The Mortgage Dilemma: To Pay Off Early or Not

When we sit down with new clients to begin building their financial plans, we are often asked our thoughts on paying off a mortgage early. However, like many financial decisions, there isn't a one-size-fits-all answer. Whether you're driven by the goal of being debt-free, lightening financial loads before retirement, or simply seeking peace of mind, each choice carries its own trade-offs. To determine if paying off your mortgage early aligns with your financial strategy, weigh the following considerations:

Cash Flow

Before contemplating additional mortgage payments, it's crucial to maintain robust cash reserves. We typically advise having a cushion equivalent to at least six months of living expenses to safeguard against emergencies or unexpected job loss. Cash remains the most immediate resource for meeting family needs and settling bills. Funds invested in a property, on the other hand, lack liquidity and offer limited flexibility.

Free Money

Before considering extra mortgage payments, prioritize maximizing contributions to your retirement accounts, particularly if your employer provides a match. This match is akin to earning 'free money' and accelerates the compounding growth of your savings. Additionally, funding your retirement accounts offers tax benefits, potentially decreasing your taxable income for the present or future years.

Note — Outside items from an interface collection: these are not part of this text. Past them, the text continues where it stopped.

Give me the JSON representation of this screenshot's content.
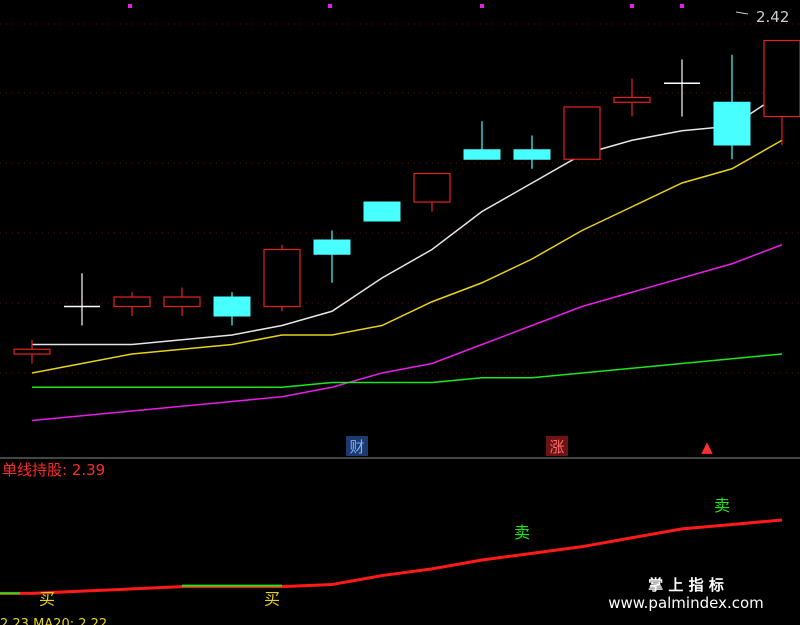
{
  "chart_data": [
    {
      "type": "candlestick",
      "price_label": "2.42",
      "ylim": [
        1.6,
        2.48
      ],
      "candles": [
        {
          "x": 0,
          "o": 1.76,
          "h": 1.79,
          "l": 1.74,
          "c": 1.77
        },
        {
          "x": 1,
          "o": 1.86,
          "h": 1.93,
          "l": 1.82,
          "c": 1.86
        },
        {
          "x": 2,
          "o": 1.86,
          "h": 1.89,
          "l": 1.84,
          "c": 1.88
        },
        {
          "x": 3,
          "o": 1.86,
          "h": 1.9,
          "l": 1.84,
          "c": 1.88
        },
        {
          "x": 4,
          "o": 1.88,
          "h": 1.89,
          "l": 1.82,
          "c": 1.84
        },
        {
          "x": 5,
          "o": 1.86,
          "h": 1.99,
          "l": 1.85,
          "c": 1.98
        },
        {
          "x": 6,
          "o": 2.0,
          "h": 2.02,
          "l": 1.91,
          "c": 1.97
        },
        {
          "x": 7,
          "o": 2.08,
          "h": 2.08,
          "l": 2.04,
          "c": 2.04
        },
        {
          "x": 8,
          "o": 2.08,
          "h": 2.14,
          "l": 2.06,
          "c": 2.14
        },
        {
          "x": 9,
          "o": 2.19,
          "h": 2.25,
          "l": 2.17,
          "c": 2.17
        },
        {
          "x": 10,
          "o": 2.19,
          "h": 2.22,
          "l": 2.15,
          "c": 2.17
        },
        {
          "x": 11,
          "o": 2.17,
          "h": 2.28,
          "l": 2.17,
          "c": 2.28
        },
        {
          "x": 12,
          "o": 2.29,
          "h": 2.34,
          "l": 2.26,
          "c": 2.3
        },
        {
          "x": 13,
          "o": 2.33,
          "h": 2.38,
          "l": 2.26,
          "c": 2.33
        },
        {
          "x": 14,
          "o": 2.29,
          "h": 2.39,
          "l": 2.17,
          "c": 2.2
        },
        {
          "x": 15,
          "o": 2.26,
          "h": 2.42,
          "l": 2.2,
          "c": 2.42
        }
      ],
      "ma_lines": [
        {
          "color": "#e6e6e6",
          "values": [
            1.78,
            1.78,
            1.78,
            1.79,
            1.8,
            1.82,
            1.85,
            1.92,
            1.98,
            2.06,
            2.12,
            2.18,
            2.21,
            2.23,
            2.24,
            2.31
          ]
        },
        {
          "color": "#e6d21a",
          "values": [
            1.72,
            1.74,
            1.76,
            1.77,
            1.78,
            1.8,
            1.8,
            1.82,
            1.87,
            1.91,
            1.96,
            2.02,
            2.07,
            2.12,
            2.15,
            2.21
          ]
        },
        {
          "color": "#e61ee6",
          "values": [
            1.62,
            1.63,
            1.64,
            1.65,
            1.66,
            1.67,
            1.69,
            1.72,
            1.74,
            1.78,
            1.82,
            1.86,
            1.89,
            1.92,
            1.95,
            1.99
          ]
        },
        {
          "color": "#1ee61e",
          "values": [
            1.69,
            1.69,
            1.69,
            1.69,
            1.69,
            1.69,
            1.7,
            1.7,
            1.7,
            1.71,
            1.71,
            1.72,
            1.73,
            1.74,
            1.75,
            1.76
          ]
        }
      ],
      "event_markers": [
        {
          "x": 6.5,
          "text": "财",
          "color": "#7fb0ff",
          "bg": "#1b3a70"
        },
        {
          "x": 10.5,
          "text": "涨",
          "color": "#ff6a6a",
          "bg": "#6a1414"
        },
        {
          "x": 13.5,
          "text": "▲",
          "color": "#ff3030",
          "bg": "#000"
        }
      ]
    },
    {
      "type": "line",
      "title": "单线持股: 2.39",
      "ylim": [
        1.0,
        1.45
      ],
      "x": [
        0,
        1,
        2,
        3,
        4,
        5,
        6,
        7,
        8,
        9,
        10,
        11,
        12,
        13,
        14,
        15
      ],
      "values": [
        1.03,
        1.04,
        1.05,
        1.06,
        1.06,
        1.06,
        1.07,
        1.11,
        1.14,
        1.18,
        1.21,
        1.24,
        1.28,
        1.32,
        1.34,
        1.36
      ],
      "green_segment": [
        3,
        5
      ],
      "signals": [
        {
          "x": 0.3,
          "text": "买",
          "color": "#e6d21a",
          "y": 0.98
        },
        {
          "x": 4.8,
          "text": "买",
          "color": "#e6d21a",
          "y": 0.98
        },
        {
          "x": 9.8,
          "text": "卖",
          "color": "#1ee61e",
          "y": 1.28
        },
        {
          "x": 13.8,
          "text": "卖",
          "color": "#1ee61e",
          "y": 1.4
        }
      ]
    }
  ],
  "watermark": {
    "line1": "掌 上 指 标",
    "line2": "www.palmindex.com"
  },
  "bottom_legend": "2.23 MA20: 2.22"
}
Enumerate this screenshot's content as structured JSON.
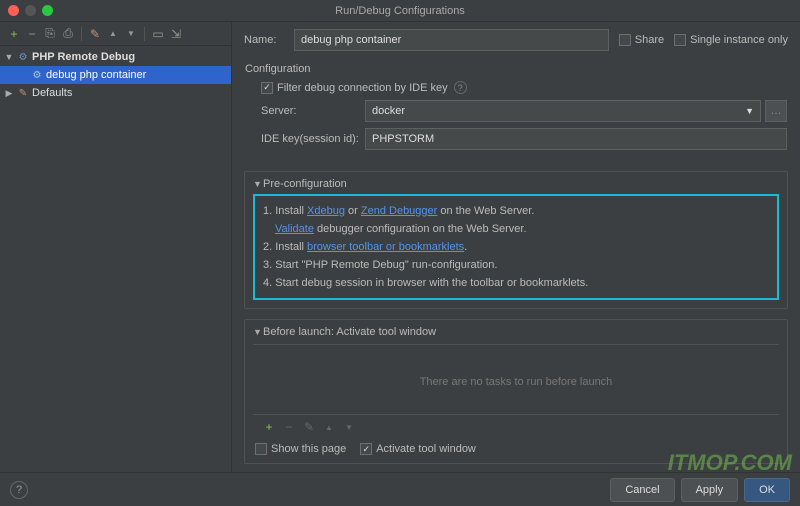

Other Debt

You’ll also need to assess your existing debts before contemplating extra mortgage payments. Credit card debt typically carries substantially higher interest rates, so paying off such high-interest debts before directing funds towards your mortgage.

Opportunity Cost & Compounding

Opportunity costs represent the potential benefits that an individual, investor, or business misses out on when choosing one alternative over another. Suppose you have both a 4% mortgage interest rate and an investment account with a local advisor. If you opt to direct an extra $10,000 to your mortgage instead of the investment account, your opportunity cost hinges on the potential returns from the investment. Should your investments consistently yield more than 4% annually, then the extra mortgage payment essentially sacrifices potentially higher returns. While a few percentage points might appear minimal, over time, they can significantly affect your financial independence, potentially forcing you to work for a few more years. For instance, assuming you could earn an 8% return on your investments, that $10,000 could surpass $100,000 in thirty years. This far exceeds the interest saved on the mortgage, illustrating how optimizing low-cost debt can augment wealth.

If you've fully funded your retirement accounts, settled your high-interest debts, and established both a solid cash reserve and an emergency fund, then prioritizing your mortgage worthwhile objective if it aligns with your long-term goals. Financial planning decisions like these are only a small part of your financial plan, and should not be looked at piece by piece, but as a part of the big picture. Consult with a trusted financial planning professional when considering what options would be best for you and your financial plan.